Exercise instructions: Set down the records again, keeping each line exactly as it is.

Data extract below:

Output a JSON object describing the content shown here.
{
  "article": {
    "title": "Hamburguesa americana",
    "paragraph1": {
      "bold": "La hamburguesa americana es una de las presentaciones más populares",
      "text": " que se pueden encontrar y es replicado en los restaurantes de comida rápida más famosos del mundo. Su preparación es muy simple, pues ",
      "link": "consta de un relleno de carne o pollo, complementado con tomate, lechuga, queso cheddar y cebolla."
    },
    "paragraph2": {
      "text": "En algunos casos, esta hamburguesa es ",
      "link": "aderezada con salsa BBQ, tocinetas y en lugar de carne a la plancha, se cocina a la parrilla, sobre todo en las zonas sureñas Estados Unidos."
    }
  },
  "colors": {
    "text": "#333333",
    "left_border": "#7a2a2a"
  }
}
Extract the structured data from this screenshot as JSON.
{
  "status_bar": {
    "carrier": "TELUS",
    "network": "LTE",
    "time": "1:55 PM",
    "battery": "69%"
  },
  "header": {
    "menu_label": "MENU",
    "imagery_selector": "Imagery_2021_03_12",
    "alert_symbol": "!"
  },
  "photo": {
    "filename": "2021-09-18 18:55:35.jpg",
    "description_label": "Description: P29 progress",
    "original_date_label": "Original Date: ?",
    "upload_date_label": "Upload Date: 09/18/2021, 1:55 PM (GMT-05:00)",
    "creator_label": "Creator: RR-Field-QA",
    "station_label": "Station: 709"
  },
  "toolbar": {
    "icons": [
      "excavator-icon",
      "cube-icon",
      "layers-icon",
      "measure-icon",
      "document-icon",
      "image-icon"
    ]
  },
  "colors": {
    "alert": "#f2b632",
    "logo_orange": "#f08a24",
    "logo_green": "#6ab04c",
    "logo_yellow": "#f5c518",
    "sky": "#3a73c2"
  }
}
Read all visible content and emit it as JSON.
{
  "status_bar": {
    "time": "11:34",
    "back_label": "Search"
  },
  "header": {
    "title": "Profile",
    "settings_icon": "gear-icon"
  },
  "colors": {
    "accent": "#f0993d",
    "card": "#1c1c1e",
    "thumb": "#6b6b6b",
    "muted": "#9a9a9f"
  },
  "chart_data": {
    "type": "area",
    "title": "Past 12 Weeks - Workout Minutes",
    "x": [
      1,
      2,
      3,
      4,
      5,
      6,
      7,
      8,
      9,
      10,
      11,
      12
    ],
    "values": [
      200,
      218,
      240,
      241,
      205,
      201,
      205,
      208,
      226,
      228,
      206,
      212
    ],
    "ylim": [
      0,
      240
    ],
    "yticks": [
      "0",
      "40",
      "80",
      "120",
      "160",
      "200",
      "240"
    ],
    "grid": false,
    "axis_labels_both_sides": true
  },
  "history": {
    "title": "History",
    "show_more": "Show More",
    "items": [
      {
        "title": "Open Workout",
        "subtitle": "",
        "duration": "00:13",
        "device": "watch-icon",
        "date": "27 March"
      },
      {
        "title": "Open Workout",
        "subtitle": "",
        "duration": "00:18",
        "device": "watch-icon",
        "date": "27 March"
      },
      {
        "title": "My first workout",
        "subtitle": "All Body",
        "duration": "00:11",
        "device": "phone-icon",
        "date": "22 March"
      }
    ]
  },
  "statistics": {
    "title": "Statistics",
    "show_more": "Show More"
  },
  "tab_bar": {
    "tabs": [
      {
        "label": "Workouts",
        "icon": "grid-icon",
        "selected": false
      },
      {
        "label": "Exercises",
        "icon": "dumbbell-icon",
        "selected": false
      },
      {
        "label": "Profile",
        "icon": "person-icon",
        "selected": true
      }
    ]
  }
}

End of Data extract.

Response for this exercise:
Output a JSON object describing the content shown here.
{
  "article": {
    "title": "Hamburguesa americana",
    "paragraph1": {
      "bold": "La hamburguesa americana es una de las presentaciones más populares",
      "text": " que se pueden encontrar y es replicado en los restaurantes de comida rápida más famosos del mundo. Su preparación es muy simple, pues ",
      "link": "consta de un relleno de carne o pollo, complementado con tomate, lechuga, queso cheddar y cebolla."
    },
    "paragraph2": {
      "text": "En algunos casos, esta hamburguesa es ",
      "link": "aderezada con salsa BBQ, tocinetas y en lugar de carne a la plancha, se cocina a la parrilla, sobre todo en las zonas sureñas Estados Unidos."
    }
  },
  "colors": {
    "text": "#333333",
    "left_border": "#7a2a2a"
  }
}
Extract the structured data from this screenshot as JSON.
{
  "status_bar": {
    "carrier": "TELUS",
    "network": "LTE",
    "time": "1:55 PM",
    "battery": "69%"
  },
  "header": {
    "menu_label": "MENU",
    "imagery_selector": "Imagery_2021_03_12",
    "alert_symbol": "!"
  },
  "photo": {
    "filename": "2021-09-18 18:55:35.jpg",
    "description_label": "Description: P29 progress",
    "original_date_label": "Original Date: ?",
    "upload_date_label": "Upload Date: 09/18/2021, 1:55 PM (GMT-05:00)",
    "creator_label": "Creator: RR-Field-QA",
    "station_label": "Station: 709"
  },
  "toolbar": {
    "icons": [
      "excavator-icon",
      "cube-icon",
      "layers-icon",
      "measure-icon",
      "document-icon",
      "image-icon"
    ]
  },
  "colors": {
    "alert": "#f2b632",
    "logo_orange": "#f08a24",
    "logo_green": "#6ab04c",
    "logo_yellow": "#f5c518",
    "sky": "#3a73c2"
  }
}
Read all visible content and emit it as JSON.
{
  "status_bar": {
    "time": "11:34",
    "back_label": "Search"
  },
  "header": {
    "title": "Profile",
    "settings_icon": "gear-icon"
  },
  "colors": {
    "accent": "#f0993d",
    "card": "#1c1c1e",
    "thumb": "#6b6b6b",
    "muted": "#9a9a9f"
  },
  "chart_data": {
    "type": "area",
    "title": "Past 12 Weeks - Workout Minutes",
    "x": [
      1,
      2,
      3,
      4,
      5,
      6,
      7,
      8,
      9,
      10,
      11,
      12
    ],
    "values": [
      200,
      218,
      240,
      241,
      205,
      201,
      205,
      208,
      226,
      228,
      206,
      212
    ],
    "ylim": [
      0,
      240
    ],
    "yticks": [
      "0",
      "40",
      "80",
      "120",
      "160",
      "200",
      "240"
    ],
    "grid": false,
    "axis_labels_both_sides": true
  },
  "history": {
    "title": "History",
    "show_more": "Show More",
    "items": [
      {
        "title": "Open Workout",
        "subtitle": "",
        "duration": "00:13",
        "device": "watch-icon",
        "date": "27 March"
      },
      {
        "title": "Open Workout",
        "subtitle": "",
        "duration": "00:18",
        "device": "watch-icon",
        "date": "27 March"
      },
      {
        "title": "My first workout",
        "subtitle": "All Body",
        "duration": "00:11",
        "device": "phone-icon",
        "date": "22 March"
      }
    ]
  },
  "statistics": {
    "title": "Statistics",
    "show_more": "Show More"
  },
  "tab_bar": {
    "tabs": [
      {
        "label": "Workouts",
        "icon": "grid-icon",
        "selected": false
      },
      {
        "label": "Exercises",
        "icon": "dumbbell-icon",
        "selected": false
      },
      {
        "label": "Profile",
        "icon": "person-icon",
        "selected": true
      }
    ]
  }
}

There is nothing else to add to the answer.